Ever have conflicts or disagreements? Ever been hurt or felt misunderstood? Do you feel burdened by bitterness over wrongs and injustices that have happened to you? You’re not alone. We all deal with feelings of hurt and betrayal, whether that which caused those feelings was done intentionally or unintentionally. And there’s only one thing that can set us free: forgiveness.
Gary Chapman, author of The 5 Love Languages, and Jennifer Thomas have teamed up to release When Sorry Isn’t Enough, a revised and updated edition of The Five Languages of Apology. In the book they put forth five ways to make things right with people. Each approach is captured by a phrase that communicates apology in a unique way. Some people long to hear the words, “I’m sorry.” Others want to hear you admit you were wrong.
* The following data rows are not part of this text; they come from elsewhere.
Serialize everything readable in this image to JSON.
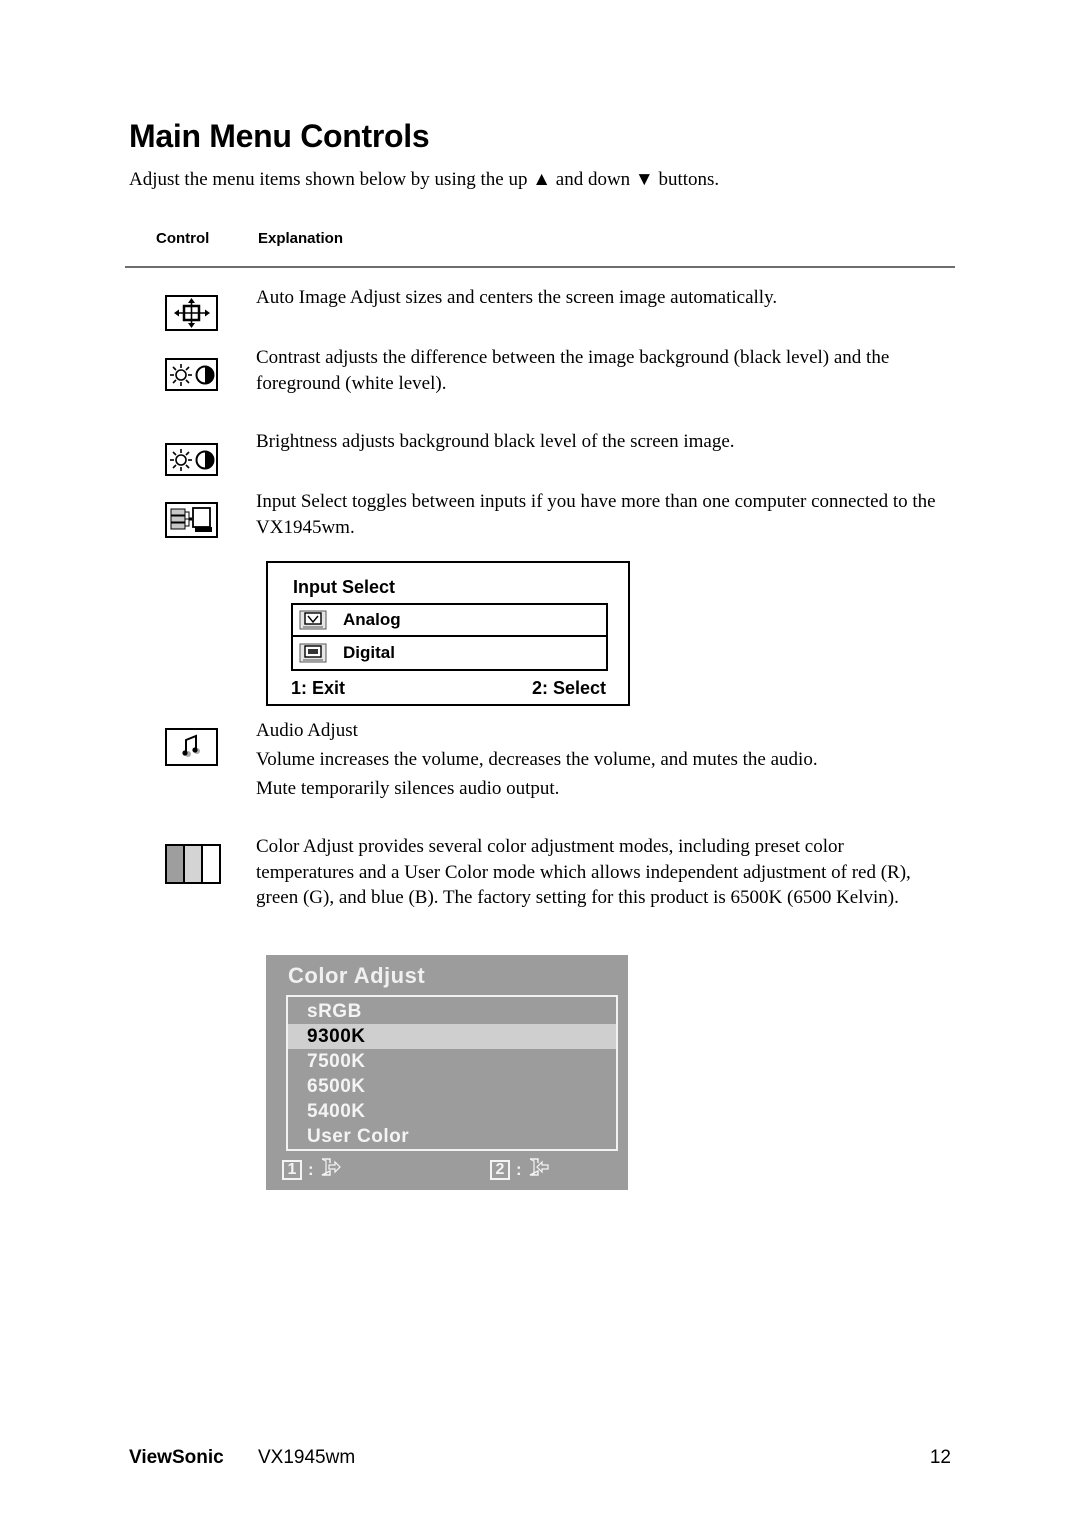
{
  "page": {
    "title": "Main Menu Controls",
    "intro_before_up": "Adjust the menu items shown below by using the up ",
    "up_glyph": "▲",
    "intro_between": " and down ",
    "down_glyph": "▼",
    "intro_after": " buttons."
  },
  "table": {
    "headers": {
      "control": "Control",
      "explanation": "Explanation"
    },
    "rows": [
      {
        "icon": "auto-image-adjust-icon",
        "text": "Auto Image Adjust sizes and centers the screen image automatically."
      },
      {
        "icon": "contrast-icon",
        "text": "Contrast adjusts the difference between the image background  (black level) and the foreground (white level)."
      },
      {
        "icon": "brightness-icon",
        "text": "Brightness adjusts background black level of the screen image."
      },
      {
        "icon": "input-select-icon",
        "text": "Input Select toggles between inputs if you have more than one computer connected to the VX1945wm."
      },
      {
        "icon": "audio-adjust-icon",
        "title": "Audio Adjust",
        "line1": "Volume increases the volume, decreases the volume, and mutes the audio.",
        "line2": "Mute temporarily silences audio output."
      },
      {
        "icon": "color-adjust-icon",
        "text": "Color Adjust provides several color adjustment modes, including preset color temperatures and a User Color mode which allows independent adjustment of red (R), green (G), and blue (B). The factory setting for this product is 6500K (6500 Kelvin)."
      }
    ]
  },
  "osd_input_select": {
    "title": "Input Select",
    "items": [
      {
        "label": "Analog",
        "icon": "analog-monitor-icon"
      },
      {
        "label": "Digital",
        "icon": "digital-monitor-icon"
      }
    ],
    "footer_left": "1: Exit",
    "footer_right": "2: Select"
  },
  "osd_color_adjust": {
    "title": "Color Adjust",
    "items": [
      "sRGB",
      "9300K",
      "7500K",
      "6500K",
      "5400K",
      "User Color"
    ],
    "selected": "9300K",
    "colors": {
      "panel": "#9c9c9c",
      "highlight": "#cfcfcf",
      "text": "#f4f4f4"
    },
    "footer": [
      {
        "key": "1",
        "sep": ":",
        "icon": "exit-door-icon"
      },
      {
        "key": "2",
        "sep": ":",
        "icon": "enter-door-icon"
      }
    ]
  },
  "footer": {
    "brand": "ViewSonic",
    "model": "VX1945wm",
    "page_number": "12"
  }
}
Others want you to find a way to right your wrong through your actions. Others want to hear you say you want to change. Still others want to hear you ask for forgiveness.
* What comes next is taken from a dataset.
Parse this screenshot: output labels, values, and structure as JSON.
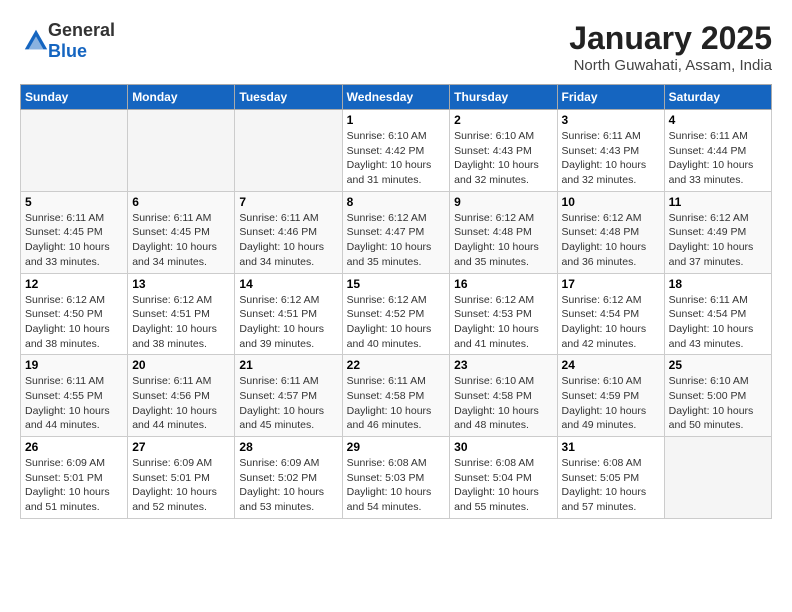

As with The 5 Love Languages, each person has a primary way they communicate apology, and a way they desire to receive an apology. Apologies offered in a way (a language) that is foreign to the person receiving the apology is ineffective. We must learn the apology language of the person we are apologizing to in order to be effective in righting wrongs and restoring relationships. Forgiveness is the key to experiencing personal freedom as well as healing in relationships.
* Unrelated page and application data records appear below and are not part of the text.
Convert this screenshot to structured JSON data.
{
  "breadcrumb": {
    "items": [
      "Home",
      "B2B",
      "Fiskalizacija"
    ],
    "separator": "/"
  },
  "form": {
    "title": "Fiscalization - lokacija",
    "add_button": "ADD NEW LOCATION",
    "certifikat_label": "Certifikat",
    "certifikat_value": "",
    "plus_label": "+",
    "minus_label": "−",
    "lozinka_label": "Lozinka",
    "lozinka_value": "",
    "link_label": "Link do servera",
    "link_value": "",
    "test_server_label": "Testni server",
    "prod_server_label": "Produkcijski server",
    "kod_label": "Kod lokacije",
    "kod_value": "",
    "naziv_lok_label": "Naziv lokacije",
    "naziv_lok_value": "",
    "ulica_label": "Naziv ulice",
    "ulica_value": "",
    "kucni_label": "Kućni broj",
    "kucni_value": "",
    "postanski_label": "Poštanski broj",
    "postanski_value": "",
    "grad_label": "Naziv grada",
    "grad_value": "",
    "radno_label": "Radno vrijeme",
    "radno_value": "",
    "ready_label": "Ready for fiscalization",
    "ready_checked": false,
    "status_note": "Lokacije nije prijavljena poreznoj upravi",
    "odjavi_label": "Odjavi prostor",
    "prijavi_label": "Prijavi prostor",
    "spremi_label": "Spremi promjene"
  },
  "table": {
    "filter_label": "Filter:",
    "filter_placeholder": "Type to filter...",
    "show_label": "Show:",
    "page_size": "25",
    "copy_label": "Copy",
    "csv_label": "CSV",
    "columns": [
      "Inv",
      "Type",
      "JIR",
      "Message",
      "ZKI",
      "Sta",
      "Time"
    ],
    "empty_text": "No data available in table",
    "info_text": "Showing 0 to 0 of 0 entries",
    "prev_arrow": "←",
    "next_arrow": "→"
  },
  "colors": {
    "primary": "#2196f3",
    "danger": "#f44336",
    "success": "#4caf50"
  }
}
In the book Chapman and Thomas work through the how-tos of apologizing in each language. They also discuss the importance and the approach to apologizing when you don’t feel the need to, or don’t want to do so.
One area of forgiveness that is popular today is the idea of forgiving yourself, which Chapman and Thomas suggest in the book. I understand the logic of it philosophically and psychologically (if I can beat myself up and blame myself for things, why should I not also exercise self-forgiveness?), but I really struggle with the concept theologically as I personally can find no real precedent or biblical basis for it in practice. My understanding is that the Bible doesn’t call us to self-forgiveness, but rather accepting the forgiveness offered to us in Christ. An interesting dilemma perhaps they will address at some point.
Overall the book was most excellent, very informative, and really challenged my approach to the necessary practice of apology.
I received a copy of this book from the publisher for the purpose of this review.